[Opening Data shown section]

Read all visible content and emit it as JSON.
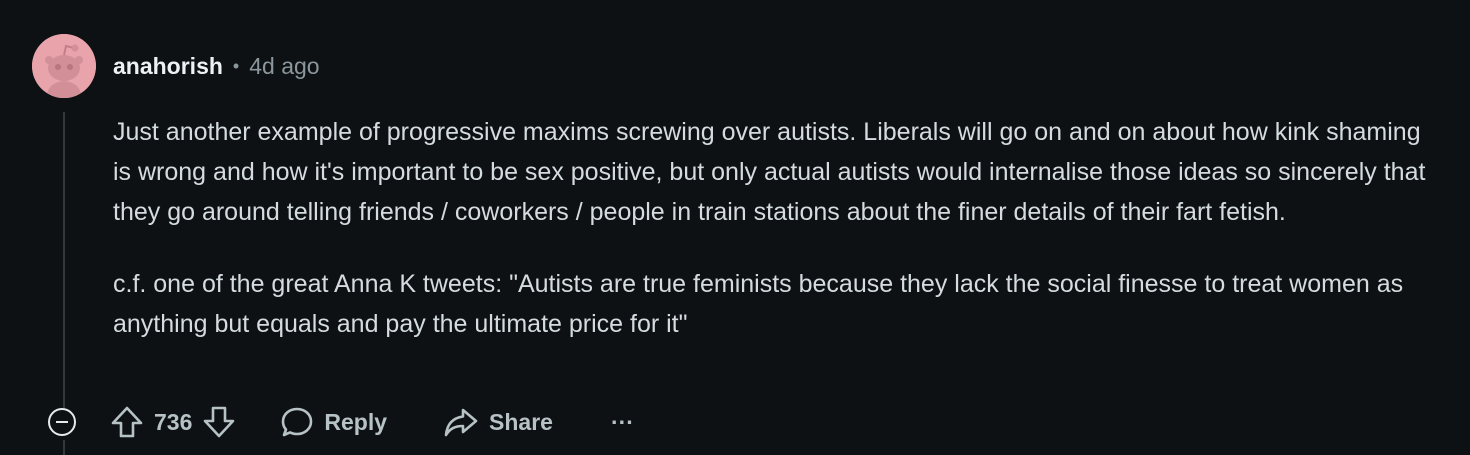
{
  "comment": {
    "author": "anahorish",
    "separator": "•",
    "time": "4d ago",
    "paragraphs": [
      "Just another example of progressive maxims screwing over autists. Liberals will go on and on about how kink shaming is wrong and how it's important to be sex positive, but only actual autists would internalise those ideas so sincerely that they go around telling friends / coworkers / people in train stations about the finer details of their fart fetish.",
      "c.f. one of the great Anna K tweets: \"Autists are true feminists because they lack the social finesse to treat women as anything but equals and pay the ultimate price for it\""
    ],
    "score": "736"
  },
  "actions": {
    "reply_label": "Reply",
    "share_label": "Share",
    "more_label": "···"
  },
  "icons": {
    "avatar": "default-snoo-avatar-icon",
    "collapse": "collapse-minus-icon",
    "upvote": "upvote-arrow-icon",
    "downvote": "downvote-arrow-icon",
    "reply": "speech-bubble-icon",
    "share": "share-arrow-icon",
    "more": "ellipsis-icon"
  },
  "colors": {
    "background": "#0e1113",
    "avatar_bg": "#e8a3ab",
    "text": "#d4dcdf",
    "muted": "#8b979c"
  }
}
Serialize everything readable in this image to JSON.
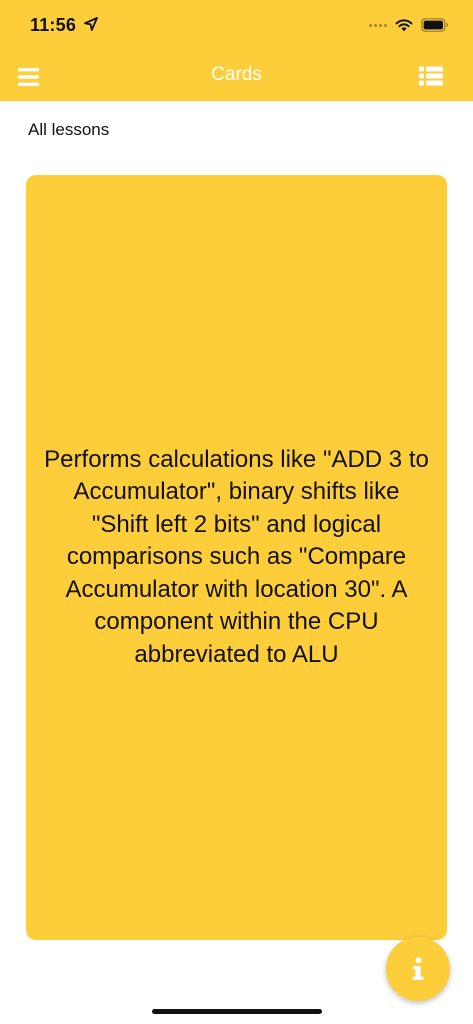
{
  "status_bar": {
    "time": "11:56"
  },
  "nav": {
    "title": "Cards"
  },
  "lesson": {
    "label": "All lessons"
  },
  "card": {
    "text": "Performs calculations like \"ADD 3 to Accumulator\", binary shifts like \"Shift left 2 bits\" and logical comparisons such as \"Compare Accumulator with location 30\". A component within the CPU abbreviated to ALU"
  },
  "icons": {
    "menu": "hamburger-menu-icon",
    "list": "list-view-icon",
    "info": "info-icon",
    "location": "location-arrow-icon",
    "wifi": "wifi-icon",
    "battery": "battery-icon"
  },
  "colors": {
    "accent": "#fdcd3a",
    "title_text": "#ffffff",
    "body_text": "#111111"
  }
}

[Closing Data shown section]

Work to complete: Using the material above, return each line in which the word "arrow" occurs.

Solution to this task:
    "upvote": "upvote-arrow-icon",
    "downvote": "downvote-arrow-icon",
    "share": "share-arrow-icon",
    "location": "location-arrow-icon",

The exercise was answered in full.